## [Task objective]
Where a line in the listing contains the string "true", copy that line out.

───── Dataset

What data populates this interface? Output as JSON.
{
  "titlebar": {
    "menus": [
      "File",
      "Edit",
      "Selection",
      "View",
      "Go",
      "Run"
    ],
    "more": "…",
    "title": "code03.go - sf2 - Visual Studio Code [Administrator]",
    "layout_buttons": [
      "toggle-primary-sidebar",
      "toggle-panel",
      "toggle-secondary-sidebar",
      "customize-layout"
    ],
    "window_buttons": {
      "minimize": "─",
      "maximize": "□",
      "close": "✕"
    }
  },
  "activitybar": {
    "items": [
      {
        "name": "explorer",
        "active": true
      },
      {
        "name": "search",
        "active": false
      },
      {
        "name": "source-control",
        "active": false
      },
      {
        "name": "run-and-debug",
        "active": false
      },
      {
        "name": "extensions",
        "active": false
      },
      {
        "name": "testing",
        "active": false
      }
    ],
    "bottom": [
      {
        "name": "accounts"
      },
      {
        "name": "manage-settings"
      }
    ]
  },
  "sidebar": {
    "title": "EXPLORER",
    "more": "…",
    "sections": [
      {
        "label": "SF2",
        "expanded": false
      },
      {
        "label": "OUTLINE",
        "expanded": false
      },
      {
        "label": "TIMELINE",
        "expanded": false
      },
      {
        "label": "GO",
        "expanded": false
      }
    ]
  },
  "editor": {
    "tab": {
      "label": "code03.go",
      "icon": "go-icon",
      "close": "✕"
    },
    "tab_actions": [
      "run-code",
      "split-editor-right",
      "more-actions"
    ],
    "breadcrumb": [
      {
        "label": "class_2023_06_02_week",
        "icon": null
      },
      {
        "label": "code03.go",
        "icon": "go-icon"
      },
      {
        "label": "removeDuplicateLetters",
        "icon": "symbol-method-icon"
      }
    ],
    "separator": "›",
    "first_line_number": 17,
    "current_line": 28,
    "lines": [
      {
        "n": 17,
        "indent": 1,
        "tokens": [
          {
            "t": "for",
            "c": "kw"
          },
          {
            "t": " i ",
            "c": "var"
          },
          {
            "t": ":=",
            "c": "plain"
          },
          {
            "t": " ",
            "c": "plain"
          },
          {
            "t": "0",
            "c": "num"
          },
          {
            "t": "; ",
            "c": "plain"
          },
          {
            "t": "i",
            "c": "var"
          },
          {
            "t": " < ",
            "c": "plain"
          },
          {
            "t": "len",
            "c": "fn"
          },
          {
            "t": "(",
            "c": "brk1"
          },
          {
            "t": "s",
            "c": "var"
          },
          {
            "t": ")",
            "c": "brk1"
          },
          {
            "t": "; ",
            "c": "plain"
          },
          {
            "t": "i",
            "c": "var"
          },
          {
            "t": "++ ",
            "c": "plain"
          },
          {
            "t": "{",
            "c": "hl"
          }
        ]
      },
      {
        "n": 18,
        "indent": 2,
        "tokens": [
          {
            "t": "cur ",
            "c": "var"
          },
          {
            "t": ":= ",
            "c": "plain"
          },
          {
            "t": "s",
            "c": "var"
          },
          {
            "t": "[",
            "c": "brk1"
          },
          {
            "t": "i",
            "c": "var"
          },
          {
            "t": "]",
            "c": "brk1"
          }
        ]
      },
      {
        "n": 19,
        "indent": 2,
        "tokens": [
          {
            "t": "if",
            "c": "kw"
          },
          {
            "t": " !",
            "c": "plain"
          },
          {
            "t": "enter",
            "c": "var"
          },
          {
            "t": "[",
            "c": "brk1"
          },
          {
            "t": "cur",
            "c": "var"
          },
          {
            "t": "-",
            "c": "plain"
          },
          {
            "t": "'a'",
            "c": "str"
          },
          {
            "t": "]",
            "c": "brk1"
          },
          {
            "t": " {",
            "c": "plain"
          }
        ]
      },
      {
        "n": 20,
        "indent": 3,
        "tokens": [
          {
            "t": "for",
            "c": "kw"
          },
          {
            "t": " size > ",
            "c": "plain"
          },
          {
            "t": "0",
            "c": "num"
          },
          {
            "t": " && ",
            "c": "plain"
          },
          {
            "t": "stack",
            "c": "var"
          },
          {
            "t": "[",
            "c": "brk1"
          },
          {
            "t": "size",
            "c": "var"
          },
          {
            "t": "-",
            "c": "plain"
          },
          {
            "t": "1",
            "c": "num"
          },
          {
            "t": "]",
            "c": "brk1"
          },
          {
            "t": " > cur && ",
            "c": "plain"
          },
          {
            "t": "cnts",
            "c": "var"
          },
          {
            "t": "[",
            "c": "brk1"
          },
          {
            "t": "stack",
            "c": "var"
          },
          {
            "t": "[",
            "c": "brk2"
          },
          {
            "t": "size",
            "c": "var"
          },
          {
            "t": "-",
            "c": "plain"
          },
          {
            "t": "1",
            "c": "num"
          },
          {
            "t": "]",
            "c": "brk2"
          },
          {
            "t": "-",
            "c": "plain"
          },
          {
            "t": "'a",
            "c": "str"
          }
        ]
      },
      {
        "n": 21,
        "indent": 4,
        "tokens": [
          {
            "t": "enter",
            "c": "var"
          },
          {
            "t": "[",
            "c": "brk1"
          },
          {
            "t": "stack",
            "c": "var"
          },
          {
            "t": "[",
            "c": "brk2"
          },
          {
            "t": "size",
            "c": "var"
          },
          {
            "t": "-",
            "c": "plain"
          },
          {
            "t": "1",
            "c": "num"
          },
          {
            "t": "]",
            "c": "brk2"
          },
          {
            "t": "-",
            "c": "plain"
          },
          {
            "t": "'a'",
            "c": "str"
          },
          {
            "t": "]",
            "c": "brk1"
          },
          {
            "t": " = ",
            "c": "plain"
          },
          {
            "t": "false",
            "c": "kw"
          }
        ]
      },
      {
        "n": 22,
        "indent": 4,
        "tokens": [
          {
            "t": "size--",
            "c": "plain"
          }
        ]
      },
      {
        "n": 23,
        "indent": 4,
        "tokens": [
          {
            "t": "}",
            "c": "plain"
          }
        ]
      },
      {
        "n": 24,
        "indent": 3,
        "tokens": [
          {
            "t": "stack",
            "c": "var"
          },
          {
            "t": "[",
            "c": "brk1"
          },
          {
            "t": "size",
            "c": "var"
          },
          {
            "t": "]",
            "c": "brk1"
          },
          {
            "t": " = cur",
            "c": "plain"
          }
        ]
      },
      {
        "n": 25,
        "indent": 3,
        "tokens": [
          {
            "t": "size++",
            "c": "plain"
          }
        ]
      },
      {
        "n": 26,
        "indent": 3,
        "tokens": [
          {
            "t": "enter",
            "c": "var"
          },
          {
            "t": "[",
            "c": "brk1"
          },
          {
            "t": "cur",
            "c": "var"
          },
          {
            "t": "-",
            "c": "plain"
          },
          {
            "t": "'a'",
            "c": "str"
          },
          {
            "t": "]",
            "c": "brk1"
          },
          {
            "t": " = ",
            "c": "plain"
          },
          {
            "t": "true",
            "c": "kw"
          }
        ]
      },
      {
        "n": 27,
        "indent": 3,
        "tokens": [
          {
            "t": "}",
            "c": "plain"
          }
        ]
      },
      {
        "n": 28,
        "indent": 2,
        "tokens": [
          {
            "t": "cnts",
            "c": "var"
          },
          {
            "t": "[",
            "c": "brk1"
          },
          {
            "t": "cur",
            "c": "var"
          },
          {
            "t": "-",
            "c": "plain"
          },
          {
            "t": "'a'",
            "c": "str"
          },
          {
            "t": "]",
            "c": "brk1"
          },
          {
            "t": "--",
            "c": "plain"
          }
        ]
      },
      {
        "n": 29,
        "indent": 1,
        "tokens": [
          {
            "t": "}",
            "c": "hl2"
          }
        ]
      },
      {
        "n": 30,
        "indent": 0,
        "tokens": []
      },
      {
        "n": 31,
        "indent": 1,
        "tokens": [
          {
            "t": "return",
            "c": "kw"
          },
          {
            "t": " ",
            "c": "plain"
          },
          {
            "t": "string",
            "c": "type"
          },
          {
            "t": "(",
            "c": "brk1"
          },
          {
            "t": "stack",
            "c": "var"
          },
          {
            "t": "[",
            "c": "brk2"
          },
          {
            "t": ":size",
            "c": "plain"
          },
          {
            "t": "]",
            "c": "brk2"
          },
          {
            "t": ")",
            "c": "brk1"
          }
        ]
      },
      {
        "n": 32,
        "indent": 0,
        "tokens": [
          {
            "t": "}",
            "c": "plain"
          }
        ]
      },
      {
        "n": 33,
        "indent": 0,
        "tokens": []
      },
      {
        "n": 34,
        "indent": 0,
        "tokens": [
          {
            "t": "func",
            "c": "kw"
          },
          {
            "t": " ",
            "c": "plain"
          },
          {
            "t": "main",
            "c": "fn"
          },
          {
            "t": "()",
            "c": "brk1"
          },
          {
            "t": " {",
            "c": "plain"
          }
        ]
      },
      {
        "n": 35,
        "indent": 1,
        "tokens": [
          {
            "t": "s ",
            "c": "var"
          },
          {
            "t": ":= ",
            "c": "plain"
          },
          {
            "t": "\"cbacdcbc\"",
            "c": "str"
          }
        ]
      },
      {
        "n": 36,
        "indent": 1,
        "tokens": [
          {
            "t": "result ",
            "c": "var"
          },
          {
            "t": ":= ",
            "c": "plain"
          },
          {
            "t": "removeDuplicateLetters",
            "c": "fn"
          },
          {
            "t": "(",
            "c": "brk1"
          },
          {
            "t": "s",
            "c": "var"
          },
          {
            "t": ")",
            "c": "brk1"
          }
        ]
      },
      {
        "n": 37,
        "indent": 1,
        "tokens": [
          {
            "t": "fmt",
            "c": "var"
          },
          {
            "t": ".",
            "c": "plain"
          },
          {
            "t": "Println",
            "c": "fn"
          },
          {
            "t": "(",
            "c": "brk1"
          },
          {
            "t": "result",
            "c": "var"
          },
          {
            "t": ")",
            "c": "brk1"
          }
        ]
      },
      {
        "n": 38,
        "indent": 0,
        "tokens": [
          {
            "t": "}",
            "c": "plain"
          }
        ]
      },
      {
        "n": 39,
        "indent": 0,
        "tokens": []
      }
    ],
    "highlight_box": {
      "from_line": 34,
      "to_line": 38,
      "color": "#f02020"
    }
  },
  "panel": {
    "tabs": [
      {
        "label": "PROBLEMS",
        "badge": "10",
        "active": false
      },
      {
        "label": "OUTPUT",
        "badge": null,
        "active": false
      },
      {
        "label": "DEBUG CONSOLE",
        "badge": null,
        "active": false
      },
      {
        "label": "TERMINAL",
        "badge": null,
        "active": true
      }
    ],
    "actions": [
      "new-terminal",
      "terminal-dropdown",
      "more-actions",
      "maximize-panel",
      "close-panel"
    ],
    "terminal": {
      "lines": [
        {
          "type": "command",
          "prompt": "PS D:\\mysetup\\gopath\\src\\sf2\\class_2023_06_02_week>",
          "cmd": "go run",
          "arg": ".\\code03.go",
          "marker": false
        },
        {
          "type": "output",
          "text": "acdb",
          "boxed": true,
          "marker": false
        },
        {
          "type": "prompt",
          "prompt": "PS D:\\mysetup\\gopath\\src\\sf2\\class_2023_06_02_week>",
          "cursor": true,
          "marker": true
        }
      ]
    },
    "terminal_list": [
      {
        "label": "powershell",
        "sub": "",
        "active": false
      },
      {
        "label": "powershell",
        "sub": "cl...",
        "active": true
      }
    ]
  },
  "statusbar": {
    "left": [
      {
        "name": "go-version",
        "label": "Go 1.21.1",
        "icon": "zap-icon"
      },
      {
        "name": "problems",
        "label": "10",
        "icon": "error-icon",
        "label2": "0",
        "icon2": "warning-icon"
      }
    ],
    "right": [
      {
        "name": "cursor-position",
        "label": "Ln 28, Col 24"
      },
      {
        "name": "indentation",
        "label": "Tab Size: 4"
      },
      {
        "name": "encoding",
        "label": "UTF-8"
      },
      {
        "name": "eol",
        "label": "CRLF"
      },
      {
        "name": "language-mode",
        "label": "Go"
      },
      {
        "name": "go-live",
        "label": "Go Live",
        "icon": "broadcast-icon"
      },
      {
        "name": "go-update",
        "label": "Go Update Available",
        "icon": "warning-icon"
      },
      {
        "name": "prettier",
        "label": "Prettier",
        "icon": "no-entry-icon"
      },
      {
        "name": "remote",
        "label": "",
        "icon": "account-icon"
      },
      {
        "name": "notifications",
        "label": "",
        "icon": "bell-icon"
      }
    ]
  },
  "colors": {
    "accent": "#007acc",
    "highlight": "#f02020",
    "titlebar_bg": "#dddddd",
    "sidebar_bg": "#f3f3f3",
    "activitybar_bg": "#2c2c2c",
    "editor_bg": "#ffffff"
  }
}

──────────

## [Result]
        "active": true
            "t": "true",
        "active": true
          "boxed": true,
          "cursor": true,
          "marker": true
        "active": true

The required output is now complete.